> EXERCISE DETAILS: Copy every line of the following data that includes the string "Demo".

> SUPPLIED RECORDS:
▼
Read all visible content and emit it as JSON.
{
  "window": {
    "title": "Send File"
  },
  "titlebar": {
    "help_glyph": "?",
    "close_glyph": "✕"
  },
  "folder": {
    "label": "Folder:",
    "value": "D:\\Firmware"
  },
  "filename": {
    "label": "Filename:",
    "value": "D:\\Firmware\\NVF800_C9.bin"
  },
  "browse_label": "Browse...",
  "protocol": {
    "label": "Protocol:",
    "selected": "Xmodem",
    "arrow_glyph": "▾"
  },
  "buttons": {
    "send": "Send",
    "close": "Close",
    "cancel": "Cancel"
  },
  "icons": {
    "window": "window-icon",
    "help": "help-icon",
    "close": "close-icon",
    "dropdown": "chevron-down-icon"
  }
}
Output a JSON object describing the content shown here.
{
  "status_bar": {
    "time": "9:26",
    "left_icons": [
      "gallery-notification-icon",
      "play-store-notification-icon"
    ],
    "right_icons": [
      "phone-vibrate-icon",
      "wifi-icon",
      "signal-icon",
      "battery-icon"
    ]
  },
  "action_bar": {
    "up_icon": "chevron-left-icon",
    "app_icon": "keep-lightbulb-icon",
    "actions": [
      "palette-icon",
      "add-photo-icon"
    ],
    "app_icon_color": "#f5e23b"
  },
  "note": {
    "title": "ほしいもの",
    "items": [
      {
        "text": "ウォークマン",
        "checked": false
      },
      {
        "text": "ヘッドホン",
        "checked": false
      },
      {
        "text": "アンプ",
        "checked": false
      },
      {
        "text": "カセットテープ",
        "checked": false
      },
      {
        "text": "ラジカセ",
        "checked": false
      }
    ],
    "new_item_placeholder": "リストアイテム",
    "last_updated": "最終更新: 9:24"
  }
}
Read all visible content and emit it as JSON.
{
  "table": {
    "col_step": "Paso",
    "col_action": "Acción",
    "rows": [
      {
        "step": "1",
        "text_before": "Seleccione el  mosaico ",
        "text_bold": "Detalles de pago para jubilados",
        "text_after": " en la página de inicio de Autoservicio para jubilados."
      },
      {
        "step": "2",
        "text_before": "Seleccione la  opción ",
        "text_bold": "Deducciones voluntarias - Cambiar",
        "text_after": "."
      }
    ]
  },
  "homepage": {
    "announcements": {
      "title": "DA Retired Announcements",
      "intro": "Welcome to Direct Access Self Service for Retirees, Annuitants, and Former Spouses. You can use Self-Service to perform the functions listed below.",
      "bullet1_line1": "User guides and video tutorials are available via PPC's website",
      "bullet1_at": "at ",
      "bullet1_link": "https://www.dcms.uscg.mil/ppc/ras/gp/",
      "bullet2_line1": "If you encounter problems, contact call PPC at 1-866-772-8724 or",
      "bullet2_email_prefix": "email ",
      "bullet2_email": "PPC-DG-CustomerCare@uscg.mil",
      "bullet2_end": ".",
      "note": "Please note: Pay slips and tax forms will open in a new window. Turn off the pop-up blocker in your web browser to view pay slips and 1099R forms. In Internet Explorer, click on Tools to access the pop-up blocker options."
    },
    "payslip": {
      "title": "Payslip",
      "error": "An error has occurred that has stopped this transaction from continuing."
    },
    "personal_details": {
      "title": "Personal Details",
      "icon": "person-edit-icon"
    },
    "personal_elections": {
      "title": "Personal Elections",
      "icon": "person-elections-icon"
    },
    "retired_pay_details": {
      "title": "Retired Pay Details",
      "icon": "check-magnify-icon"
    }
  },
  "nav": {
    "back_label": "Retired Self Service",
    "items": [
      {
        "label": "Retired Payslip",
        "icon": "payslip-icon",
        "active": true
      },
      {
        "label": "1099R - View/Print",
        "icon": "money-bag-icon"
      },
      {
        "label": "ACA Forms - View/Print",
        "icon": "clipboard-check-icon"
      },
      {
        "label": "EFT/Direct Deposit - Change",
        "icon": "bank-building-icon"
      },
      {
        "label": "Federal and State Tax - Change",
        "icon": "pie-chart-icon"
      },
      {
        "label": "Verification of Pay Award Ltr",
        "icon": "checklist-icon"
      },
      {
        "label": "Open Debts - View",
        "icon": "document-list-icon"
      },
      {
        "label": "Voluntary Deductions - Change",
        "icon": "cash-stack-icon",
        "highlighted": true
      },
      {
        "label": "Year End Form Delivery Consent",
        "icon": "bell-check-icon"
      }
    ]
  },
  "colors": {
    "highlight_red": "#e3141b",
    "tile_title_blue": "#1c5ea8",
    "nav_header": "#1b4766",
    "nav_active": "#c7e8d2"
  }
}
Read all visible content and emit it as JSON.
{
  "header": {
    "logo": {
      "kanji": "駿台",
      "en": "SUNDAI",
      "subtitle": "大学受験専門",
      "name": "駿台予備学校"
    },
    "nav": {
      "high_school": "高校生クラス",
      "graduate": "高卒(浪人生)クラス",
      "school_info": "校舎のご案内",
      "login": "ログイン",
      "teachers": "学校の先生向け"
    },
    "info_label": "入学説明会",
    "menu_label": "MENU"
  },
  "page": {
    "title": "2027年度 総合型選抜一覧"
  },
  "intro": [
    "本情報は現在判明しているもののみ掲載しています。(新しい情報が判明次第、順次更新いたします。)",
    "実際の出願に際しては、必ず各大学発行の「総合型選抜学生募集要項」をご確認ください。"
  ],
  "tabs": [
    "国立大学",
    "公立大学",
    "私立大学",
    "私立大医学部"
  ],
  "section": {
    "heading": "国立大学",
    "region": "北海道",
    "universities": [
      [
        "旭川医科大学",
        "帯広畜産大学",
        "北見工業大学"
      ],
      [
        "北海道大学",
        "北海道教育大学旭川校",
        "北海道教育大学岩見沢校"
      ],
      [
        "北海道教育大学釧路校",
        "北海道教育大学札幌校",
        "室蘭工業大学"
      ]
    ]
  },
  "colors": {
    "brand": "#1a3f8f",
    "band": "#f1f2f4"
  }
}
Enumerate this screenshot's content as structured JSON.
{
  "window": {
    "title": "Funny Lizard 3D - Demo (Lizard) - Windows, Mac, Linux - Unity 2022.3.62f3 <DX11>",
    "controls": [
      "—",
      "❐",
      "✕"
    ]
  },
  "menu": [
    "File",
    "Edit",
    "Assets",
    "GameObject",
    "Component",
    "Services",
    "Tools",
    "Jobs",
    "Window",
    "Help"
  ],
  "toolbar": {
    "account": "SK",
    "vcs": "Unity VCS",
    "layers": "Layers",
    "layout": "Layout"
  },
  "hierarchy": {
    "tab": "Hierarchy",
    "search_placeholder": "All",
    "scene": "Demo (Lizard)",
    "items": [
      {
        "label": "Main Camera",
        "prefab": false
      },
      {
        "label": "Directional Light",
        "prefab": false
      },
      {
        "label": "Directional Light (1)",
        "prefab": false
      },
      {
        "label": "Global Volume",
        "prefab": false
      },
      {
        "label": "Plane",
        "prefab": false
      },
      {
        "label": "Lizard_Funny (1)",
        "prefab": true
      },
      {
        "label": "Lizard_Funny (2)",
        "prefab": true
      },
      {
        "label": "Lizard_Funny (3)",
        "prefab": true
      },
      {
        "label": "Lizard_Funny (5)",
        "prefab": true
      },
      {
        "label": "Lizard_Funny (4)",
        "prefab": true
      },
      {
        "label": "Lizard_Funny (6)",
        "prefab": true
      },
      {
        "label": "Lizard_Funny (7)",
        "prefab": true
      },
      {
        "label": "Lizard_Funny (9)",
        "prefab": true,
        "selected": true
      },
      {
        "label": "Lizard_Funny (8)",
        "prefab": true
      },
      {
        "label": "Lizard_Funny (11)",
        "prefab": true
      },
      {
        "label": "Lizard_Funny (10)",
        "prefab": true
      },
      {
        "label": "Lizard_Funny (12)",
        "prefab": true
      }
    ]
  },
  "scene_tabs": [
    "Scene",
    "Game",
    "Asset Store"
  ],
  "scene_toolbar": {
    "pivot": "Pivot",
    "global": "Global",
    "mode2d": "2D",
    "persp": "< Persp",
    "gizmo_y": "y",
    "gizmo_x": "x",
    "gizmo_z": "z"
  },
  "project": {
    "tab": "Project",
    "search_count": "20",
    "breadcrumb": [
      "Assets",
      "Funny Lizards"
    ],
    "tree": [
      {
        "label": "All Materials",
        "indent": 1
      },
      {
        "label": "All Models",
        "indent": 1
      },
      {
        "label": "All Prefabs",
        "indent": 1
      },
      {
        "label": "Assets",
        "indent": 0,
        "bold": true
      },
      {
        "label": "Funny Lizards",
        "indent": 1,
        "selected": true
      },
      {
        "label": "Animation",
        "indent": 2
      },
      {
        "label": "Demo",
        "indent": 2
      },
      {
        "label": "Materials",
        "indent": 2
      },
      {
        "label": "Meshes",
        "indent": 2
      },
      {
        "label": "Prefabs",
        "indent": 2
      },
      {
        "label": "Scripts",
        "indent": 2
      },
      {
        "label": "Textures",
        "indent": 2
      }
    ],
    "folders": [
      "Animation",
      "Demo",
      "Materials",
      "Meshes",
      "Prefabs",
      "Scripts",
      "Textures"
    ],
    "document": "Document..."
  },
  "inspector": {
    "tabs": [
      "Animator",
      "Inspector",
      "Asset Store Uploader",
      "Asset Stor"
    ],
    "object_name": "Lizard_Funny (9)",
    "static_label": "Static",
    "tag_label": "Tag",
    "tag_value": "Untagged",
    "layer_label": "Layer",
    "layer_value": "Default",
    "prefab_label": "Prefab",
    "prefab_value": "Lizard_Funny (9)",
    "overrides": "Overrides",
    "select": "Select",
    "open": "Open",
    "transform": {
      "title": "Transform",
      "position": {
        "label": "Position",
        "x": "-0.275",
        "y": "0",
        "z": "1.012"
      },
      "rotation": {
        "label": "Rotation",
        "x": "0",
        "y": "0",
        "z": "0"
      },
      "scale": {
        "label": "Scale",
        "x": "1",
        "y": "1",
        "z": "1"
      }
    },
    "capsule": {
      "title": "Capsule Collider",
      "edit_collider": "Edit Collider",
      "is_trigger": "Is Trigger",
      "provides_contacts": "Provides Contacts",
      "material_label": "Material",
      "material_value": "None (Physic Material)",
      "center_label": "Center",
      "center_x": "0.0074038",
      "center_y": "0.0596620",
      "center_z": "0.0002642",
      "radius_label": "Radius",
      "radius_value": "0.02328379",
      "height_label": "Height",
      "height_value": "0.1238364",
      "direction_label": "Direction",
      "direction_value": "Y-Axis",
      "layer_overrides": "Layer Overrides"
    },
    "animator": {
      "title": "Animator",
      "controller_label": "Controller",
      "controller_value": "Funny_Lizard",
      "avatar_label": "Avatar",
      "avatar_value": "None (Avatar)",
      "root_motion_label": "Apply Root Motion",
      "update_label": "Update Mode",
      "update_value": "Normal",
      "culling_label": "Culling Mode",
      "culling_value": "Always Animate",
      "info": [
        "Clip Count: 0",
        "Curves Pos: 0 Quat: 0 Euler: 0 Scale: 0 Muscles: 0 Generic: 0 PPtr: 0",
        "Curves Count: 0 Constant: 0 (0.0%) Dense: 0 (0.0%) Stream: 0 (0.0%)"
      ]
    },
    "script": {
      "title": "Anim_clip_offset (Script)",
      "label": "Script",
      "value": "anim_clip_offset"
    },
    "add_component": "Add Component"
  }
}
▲
> REPLY:
    "title": "Funny Lizard 3D - Demo (Lizard) - Windows, Mac, Linux - Unity 2022.3.62f3 <DX11>",
    "scene": "Demo (Lizard)",
        "label": "Demo",
      "Demo",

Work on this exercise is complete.